One general who did demonstrate these qualities served directly under Clark's command at Anzio – Lucian Truscott. After reading the exhaustively researched first two books of Rick Atkinson's trilogy, Truscott stood out from the rest. He wasn't a glory hog, he was analytical and a doer.
He was proactive before the term was invented; he was a Author: Nigel Davies. Anzio Beachhead, fourteenth in the series of studies of particular combat operations, is the story of how VI Corps of the American Fifth Army seized and held a strategic position far to the rear of the main fighting front, in the Italian campaign of Since VI Corps included British as well as American units, and the high command in Italy.
Wynford Vaughan-Thomas was an English war correspondent who was at Anzio. He covers the British units and also the 45th, who was adjacent to the British. He offers his insight into General Lucas's headquarters.
The learning curve had been steep, particularly for the Americans.
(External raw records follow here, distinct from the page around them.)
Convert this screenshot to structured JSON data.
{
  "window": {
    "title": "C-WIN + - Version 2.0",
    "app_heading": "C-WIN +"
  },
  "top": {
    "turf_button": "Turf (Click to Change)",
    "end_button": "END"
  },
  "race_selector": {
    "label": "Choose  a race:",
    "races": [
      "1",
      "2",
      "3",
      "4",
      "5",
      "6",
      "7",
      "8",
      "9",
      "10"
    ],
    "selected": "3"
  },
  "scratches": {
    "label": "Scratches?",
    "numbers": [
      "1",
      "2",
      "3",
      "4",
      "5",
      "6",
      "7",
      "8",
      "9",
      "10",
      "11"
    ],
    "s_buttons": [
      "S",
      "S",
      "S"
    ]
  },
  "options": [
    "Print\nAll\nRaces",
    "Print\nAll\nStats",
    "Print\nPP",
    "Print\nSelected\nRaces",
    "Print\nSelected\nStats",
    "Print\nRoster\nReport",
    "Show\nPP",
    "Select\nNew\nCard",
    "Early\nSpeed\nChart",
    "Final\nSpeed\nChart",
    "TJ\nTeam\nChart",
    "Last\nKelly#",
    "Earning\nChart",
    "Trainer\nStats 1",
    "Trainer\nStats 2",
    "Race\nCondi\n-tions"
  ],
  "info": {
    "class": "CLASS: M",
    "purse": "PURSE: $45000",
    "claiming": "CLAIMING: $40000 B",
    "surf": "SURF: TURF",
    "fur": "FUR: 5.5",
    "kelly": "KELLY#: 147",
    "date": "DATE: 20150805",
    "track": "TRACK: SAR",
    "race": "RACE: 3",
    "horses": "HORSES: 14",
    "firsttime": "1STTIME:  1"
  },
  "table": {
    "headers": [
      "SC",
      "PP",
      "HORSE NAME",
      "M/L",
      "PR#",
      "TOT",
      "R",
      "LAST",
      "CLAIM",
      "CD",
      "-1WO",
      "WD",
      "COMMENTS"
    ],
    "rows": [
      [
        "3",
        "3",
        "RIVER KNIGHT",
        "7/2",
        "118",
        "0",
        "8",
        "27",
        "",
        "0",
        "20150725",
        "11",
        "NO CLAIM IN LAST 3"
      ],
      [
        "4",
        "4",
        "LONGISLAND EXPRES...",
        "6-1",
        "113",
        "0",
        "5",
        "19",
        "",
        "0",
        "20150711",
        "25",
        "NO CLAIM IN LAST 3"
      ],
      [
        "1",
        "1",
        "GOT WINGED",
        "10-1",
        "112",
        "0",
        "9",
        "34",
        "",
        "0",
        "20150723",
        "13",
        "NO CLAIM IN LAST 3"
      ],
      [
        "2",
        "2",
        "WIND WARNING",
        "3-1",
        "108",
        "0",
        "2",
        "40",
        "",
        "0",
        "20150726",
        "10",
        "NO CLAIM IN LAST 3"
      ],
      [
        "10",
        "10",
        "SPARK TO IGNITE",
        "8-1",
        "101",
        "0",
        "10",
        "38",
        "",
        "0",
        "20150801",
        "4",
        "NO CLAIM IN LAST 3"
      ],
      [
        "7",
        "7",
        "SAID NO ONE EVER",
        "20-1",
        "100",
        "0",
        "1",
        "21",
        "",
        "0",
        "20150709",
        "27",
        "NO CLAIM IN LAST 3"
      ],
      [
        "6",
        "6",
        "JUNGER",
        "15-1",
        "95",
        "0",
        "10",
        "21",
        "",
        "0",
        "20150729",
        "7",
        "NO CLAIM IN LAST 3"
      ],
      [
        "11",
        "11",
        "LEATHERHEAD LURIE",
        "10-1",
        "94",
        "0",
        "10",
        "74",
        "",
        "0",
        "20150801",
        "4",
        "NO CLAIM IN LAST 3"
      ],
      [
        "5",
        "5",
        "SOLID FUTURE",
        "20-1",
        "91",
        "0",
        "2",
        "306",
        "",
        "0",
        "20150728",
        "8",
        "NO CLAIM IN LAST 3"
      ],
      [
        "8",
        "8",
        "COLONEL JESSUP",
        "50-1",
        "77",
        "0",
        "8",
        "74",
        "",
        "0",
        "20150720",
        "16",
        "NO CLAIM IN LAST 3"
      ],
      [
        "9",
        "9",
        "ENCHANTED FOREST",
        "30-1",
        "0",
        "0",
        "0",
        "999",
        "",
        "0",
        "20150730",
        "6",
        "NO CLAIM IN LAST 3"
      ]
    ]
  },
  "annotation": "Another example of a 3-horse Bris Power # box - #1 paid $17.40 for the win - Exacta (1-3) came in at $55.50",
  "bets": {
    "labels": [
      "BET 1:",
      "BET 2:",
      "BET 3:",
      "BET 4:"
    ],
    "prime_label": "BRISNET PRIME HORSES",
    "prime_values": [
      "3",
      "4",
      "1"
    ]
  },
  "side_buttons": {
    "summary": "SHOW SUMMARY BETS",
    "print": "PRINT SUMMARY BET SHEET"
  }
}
Indeed, the dashing Brigadier General Lucian Truscott, the future divisional and corps commander at Anzio, stated that his landing in Morocco was a “hit and miss affair that would have spelled disaster against a well-armed enemy intent on resistance.”.
The invasion at Anzio, on the west coast of Italy just south of Rome, was probably the worst-commanded military operation conducted by the Allies in World War II. D'este believes General. John Porter Lucas was a senior officer of the United States Army who saw service in World War I and World War II.
He is most notable for being the commander of the U.S. VI Corps during the Battle of Anzio (Operation Shingle) in the Italian Campaign of World War II. He does get quite disparaging about Lucas and rightly-so, in my opinion. General Truscott gets a 'rave review' from Vaughan-Thomas, again something I (and every Anzio veteran I've spoken to) strongly agree with.
It's just a very good /5(6). recent book, Desperate Valour: Triumph at Anzio. At last, when the titanic struggle took a short breather following the February assaults, General Lucas, who had earned the ire of Churchill, Alexander, and Clark for not being more aggressive, was relieved of command of.
But General Lucas, following orders and his own experience from the Salerno invasion, spent valuable time digging in and consolidating his foothold.
Unfortunately, none of the Allies anticipated that German Field Marshal Albert Kesselring, the highly talented commander of German forces in Italy, could react as quickly or forcefully as he : Flint Whitlock.
The Anzio invasion began at on 22 January and achieved, General Lucas recalled, one of the most complete surprises in. Lucas was highly critical of the plans for the Anzio battle, believing his force was not strong enough to accomplish its mission. His confidence was not reinforced when the mission was scaled back by last-minute orders and advice from his commander, Lieutenant General Mark W.
Clark, who told him not to "stick his neck out".Parents: Charles Lucas, Frances Thomas Lucas. Operation Shingle, or the battle of Anzio (22 January-5 June ) was one of the most controversial battles of the Italian campaign, and saw a joint Anglo-American force land close to Rome to break the deadlock at Camino, only to get bogged down and besieged in a narrow beachhead for months.
The idea of carrying out a major landing somewhere behind the. Lloyd Clark has written a tremendous and powerful new account of the Battle of Anzio. This book does something that few histories of World War II are able to do- it provides all level of analysis by examining tactics, strategy and grand strategy while still providing insight into the average soldier's thoughts and experiences.5/5(5).On Januthe Allies landed virtually unopposed at Anzio and Nettuno.
Alexander wanted Lucas to advance and secure the nearby Alban Heights. But Clark, recalling his near disaster at Salerno, at the last minute told Lucas, “Don’t stick your neck out, Johnny. I did at Salerno and got into trouble.”.